Working women say that keeping their careers when they join their new stepfamily helps them maintain a sense of identity during a sometimes traumatic transition period. Lauren and her husband Tom have been married for 25 years. Tom had full custody of his three young boys when they met and the couple later had three more children together. Right from the beginning, Lauren knew she had to continue to pursue her desire to be a doctor. “I needed my career for my own ego, identity, and self-worth,” she says.

Interview the Participants
Keep in mind that kids whose parents are divorced or who have lived through the death of a parent are often wounded. They are likely to be experiencing grief, fear and anger because their lives have changed in a way they have no control over, so go easy on them and try to see things from their point of view. Allison struggled with her relationships with her three teenage stepchildren in the early years of her marriage. “Since I had never had children of my own, I was looking forward to the experience. Little did I know it would be full of landmines, that when kids have no room to vent their anger and hurt and can’t really rail at their parents, you become the target.” 

Eventually, she understood that the kids, and even her husband, were working through old divorce wounds. “I had to be the adult and remember that sometimes their reactions were coming through a huge filter of hurt. I couldn’t be tied to the outcome. I went at them consistently with kindness and no attachment to their reaction, and eventually they came around. But I couldn’t give up; you can’t give up.”

Tend Your Relationship
Ultimately, no matter what a new stepmother does to build a bond with her stepkids, it is her marital relationship that is the most important.
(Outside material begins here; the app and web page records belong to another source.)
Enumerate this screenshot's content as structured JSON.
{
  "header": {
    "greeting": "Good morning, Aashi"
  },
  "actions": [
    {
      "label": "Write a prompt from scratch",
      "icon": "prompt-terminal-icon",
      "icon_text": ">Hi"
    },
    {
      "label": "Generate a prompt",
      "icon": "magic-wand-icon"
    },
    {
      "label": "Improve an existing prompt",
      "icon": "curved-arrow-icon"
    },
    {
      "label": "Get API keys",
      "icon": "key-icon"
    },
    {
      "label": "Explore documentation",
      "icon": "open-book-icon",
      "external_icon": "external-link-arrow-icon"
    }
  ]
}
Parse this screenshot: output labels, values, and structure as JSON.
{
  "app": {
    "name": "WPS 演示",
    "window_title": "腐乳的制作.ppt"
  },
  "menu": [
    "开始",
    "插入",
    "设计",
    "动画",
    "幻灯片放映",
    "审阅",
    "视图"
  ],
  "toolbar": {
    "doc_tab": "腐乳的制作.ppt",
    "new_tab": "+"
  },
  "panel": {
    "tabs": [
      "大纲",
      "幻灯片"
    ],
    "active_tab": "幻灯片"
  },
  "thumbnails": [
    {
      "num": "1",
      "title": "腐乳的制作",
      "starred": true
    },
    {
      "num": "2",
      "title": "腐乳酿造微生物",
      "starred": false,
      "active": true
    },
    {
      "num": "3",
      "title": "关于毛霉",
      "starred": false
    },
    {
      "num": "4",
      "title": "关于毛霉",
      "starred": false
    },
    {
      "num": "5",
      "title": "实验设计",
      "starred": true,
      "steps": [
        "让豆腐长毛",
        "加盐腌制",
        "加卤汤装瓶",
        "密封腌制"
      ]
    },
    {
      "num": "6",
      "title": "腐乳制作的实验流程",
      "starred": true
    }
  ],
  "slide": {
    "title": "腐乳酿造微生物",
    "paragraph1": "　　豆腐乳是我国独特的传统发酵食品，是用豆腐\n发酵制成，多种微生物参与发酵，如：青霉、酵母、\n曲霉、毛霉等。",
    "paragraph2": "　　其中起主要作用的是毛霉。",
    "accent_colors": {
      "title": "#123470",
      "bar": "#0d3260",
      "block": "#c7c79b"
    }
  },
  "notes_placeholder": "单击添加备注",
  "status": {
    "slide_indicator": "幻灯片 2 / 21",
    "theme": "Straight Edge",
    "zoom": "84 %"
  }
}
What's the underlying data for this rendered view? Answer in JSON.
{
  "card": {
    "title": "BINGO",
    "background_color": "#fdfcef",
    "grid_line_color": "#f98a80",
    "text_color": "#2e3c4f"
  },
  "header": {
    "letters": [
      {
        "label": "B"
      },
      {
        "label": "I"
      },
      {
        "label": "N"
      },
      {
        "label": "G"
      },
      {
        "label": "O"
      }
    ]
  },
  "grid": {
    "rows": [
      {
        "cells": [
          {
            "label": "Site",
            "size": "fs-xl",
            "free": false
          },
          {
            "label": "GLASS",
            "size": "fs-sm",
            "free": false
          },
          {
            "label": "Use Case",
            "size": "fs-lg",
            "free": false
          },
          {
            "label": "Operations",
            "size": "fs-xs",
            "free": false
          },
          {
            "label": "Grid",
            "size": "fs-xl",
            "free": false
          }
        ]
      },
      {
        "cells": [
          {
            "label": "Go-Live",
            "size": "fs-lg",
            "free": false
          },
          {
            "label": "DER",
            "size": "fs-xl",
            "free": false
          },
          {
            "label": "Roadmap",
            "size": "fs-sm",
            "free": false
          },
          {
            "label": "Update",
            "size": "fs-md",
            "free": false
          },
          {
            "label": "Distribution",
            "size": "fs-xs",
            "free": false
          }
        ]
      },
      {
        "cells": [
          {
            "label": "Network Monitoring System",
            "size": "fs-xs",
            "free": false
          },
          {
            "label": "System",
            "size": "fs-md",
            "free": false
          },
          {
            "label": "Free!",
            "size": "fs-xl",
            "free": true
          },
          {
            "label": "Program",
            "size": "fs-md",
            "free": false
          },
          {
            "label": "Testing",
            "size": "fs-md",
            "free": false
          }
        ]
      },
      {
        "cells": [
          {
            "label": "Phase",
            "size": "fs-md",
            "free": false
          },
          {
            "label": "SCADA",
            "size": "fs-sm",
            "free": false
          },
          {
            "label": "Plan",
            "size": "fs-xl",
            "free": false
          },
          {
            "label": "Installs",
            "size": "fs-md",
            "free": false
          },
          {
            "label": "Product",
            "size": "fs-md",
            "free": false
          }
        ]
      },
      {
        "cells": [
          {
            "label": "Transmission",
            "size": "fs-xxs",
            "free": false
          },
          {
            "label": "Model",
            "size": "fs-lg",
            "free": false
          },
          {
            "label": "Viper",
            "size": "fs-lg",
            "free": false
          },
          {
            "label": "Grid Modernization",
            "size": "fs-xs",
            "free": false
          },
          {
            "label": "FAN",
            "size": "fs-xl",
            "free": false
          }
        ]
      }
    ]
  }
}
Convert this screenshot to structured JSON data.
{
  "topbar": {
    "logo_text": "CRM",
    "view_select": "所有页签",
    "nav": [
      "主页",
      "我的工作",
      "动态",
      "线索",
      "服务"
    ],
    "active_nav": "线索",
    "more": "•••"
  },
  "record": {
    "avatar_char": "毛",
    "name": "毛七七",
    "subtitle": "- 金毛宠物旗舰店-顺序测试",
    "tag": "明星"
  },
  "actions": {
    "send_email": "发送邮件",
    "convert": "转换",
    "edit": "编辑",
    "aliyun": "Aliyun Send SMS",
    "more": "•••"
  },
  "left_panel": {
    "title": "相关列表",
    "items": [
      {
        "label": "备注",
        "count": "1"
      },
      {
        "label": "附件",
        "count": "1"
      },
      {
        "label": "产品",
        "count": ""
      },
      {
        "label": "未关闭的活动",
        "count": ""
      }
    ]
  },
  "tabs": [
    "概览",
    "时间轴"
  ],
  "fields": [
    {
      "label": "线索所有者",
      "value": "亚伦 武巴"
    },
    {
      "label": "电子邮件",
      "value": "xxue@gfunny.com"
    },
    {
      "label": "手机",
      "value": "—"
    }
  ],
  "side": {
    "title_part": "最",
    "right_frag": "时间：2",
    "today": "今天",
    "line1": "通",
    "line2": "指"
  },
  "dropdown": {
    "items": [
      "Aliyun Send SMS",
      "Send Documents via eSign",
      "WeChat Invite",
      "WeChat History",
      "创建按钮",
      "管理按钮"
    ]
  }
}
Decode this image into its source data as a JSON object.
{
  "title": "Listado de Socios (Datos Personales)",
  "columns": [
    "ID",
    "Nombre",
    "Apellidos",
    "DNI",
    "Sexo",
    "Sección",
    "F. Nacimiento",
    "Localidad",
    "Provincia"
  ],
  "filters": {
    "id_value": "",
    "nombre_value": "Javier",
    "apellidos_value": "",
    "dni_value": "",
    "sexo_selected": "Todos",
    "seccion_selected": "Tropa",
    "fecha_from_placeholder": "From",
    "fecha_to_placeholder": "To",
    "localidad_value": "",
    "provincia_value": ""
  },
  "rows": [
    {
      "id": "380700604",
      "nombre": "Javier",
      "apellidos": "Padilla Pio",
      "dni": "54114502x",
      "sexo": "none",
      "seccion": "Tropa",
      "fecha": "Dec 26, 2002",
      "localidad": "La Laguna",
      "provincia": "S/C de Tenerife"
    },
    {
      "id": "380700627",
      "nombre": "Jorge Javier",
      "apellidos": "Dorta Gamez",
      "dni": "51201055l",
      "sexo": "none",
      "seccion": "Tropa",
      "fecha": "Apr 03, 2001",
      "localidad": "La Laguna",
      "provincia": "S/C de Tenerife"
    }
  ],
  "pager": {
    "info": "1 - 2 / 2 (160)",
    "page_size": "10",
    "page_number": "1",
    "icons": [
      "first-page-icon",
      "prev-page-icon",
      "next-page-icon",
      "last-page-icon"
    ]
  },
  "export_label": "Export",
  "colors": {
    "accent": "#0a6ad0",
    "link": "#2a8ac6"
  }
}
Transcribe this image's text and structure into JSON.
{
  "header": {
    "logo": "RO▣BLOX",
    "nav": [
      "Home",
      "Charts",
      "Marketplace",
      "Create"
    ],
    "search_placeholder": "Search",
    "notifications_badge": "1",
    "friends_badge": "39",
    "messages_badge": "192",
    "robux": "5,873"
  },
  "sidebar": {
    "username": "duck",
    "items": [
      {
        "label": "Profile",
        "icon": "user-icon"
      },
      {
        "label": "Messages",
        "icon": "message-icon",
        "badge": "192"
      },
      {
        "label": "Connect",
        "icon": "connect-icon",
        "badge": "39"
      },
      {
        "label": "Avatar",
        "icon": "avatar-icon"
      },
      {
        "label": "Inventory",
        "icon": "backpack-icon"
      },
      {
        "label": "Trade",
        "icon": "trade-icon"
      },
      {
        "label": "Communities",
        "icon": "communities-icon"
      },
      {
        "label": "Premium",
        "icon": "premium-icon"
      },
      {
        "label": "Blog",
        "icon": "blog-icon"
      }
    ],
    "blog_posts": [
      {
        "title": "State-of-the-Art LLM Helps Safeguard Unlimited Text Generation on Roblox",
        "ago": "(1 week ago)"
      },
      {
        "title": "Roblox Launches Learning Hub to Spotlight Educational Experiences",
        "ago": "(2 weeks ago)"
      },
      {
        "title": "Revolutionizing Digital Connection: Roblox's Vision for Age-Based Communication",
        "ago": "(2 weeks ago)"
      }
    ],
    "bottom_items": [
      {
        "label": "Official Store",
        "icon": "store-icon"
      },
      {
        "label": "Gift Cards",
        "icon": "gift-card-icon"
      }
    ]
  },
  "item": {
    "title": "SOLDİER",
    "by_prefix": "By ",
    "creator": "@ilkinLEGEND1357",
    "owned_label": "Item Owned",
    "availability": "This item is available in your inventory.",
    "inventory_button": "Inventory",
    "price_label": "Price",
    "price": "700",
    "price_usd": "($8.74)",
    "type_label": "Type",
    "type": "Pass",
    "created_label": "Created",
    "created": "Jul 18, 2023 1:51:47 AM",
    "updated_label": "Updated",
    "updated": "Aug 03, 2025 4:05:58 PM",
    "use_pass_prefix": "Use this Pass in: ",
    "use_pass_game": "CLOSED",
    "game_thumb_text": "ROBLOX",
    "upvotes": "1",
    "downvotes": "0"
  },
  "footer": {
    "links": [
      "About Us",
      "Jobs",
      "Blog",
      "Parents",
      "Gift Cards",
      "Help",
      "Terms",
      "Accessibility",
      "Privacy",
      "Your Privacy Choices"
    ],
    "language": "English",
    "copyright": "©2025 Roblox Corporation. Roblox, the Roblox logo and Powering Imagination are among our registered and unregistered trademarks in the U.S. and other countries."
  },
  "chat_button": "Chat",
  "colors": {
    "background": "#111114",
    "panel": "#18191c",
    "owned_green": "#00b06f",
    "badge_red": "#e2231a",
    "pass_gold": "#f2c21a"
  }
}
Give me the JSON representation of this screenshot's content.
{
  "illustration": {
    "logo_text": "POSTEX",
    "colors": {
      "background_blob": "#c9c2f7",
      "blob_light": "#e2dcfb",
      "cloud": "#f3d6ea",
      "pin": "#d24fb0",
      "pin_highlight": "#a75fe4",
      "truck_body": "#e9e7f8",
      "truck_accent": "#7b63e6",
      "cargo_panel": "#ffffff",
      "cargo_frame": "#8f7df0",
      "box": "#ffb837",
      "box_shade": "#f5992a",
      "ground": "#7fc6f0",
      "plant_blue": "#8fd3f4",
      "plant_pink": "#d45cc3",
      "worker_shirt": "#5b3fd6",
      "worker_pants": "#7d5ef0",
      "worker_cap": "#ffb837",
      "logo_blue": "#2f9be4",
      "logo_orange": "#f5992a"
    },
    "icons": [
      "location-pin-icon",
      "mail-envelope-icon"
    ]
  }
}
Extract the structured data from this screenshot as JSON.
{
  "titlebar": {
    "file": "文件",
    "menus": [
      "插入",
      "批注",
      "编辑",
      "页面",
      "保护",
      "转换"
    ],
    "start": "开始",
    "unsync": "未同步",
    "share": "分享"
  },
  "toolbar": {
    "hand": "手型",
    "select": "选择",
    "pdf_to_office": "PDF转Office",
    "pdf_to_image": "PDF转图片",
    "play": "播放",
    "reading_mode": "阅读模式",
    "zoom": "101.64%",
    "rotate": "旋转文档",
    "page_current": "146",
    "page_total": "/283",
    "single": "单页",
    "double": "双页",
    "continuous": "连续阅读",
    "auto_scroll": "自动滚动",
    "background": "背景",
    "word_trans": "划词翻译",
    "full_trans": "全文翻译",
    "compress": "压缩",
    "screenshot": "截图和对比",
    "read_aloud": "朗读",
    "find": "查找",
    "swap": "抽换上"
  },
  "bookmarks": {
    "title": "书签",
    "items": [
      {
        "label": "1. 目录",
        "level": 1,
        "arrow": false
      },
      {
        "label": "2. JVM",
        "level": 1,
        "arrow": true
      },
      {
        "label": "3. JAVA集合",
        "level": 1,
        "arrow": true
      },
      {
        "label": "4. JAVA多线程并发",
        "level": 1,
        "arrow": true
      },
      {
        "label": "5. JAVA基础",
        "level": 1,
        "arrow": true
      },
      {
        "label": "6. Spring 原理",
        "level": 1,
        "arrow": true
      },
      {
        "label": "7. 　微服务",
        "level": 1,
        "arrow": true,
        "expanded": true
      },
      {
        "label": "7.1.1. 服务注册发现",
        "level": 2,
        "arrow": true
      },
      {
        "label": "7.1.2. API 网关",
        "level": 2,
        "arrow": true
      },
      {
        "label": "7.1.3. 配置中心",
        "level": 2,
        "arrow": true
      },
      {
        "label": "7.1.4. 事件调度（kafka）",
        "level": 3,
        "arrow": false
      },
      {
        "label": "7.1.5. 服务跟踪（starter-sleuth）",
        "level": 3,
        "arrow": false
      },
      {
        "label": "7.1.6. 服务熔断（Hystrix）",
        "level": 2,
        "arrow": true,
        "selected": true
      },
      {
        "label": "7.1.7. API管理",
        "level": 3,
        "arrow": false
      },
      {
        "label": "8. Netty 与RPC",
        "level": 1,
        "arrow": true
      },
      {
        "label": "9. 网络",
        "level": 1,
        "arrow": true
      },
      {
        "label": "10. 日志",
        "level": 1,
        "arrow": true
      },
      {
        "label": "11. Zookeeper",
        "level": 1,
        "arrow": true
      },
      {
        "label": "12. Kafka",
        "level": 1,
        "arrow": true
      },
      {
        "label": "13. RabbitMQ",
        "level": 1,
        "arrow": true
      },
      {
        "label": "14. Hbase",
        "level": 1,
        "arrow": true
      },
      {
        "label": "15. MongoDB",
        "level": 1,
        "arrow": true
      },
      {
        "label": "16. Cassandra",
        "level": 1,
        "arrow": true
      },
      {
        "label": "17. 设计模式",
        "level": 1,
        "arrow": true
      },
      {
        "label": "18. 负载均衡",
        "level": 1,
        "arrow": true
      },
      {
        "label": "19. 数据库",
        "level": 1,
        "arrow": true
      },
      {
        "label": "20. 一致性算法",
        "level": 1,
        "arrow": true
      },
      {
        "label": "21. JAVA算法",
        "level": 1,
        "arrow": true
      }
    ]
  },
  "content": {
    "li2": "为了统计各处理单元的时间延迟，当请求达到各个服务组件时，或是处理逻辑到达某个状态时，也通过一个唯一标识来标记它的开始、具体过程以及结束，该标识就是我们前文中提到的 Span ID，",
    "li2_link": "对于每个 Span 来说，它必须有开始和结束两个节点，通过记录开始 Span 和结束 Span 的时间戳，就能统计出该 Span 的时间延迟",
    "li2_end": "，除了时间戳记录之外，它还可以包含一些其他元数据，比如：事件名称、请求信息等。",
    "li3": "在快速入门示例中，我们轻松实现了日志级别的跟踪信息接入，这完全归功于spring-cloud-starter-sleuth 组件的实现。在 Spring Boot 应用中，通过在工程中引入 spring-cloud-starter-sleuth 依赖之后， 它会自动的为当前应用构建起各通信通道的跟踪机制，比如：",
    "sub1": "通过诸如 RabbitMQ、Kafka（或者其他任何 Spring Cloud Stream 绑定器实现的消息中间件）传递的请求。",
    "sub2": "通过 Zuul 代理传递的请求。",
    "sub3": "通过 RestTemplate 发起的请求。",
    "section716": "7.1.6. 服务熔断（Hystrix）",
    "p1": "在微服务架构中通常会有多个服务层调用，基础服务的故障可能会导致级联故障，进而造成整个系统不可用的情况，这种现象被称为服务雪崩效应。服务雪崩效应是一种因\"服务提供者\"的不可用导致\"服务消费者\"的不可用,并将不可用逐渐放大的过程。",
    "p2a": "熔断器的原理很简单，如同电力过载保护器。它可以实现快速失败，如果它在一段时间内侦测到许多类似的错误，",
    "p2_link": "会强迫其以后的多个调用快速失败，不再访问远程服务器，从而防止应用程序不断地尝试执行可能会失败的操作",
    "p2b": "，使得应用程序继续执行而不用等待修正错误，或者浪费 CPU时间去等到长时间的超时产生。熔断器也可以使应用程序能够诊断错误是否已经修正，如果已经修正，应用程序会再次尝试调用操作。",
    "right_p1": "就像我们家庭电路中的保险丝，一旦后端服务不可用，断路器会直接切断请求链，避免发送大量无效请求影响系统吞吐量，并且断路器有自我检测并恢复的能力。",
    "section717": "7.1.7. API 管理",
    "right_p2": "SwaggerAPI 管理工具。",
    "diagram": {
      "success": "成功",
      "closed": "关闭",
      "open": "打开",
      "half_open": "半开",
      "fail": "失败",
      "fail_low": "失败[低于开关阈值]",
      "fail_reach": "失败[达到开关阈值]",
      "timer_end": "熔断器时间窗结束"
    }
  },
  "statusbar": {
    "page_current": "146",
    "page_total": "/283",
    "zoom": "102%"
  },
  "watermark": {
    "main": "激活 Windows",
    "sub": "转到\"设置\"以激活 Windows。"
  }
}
Divorce rates for remarriages are higher than first marriages so to maintain the health and longevity of the relationship, a new couple must make their union a priority.

Kay and her spouse made sure they created many happy memories together. “My husband was always good at making time for us to go away. In the early years of our marriage it was about once a month. We do it quarterly now and it has helped bond us and keep the romance alive.”

Career girls-turned-stepmums know that juggling a job, a marriage, and stepkids can be a challenge. But they’re also brilliant at setting goals, building camaraderie and solving problems with creativity and passion-exactly what it takes to build a successful stepfamily.

Jacquelyn B. Fletcher is a stepmum of three, mum of one, and the author of A Career Girl’s Guide to Becoming a Stepmom (HarperCollins 2007).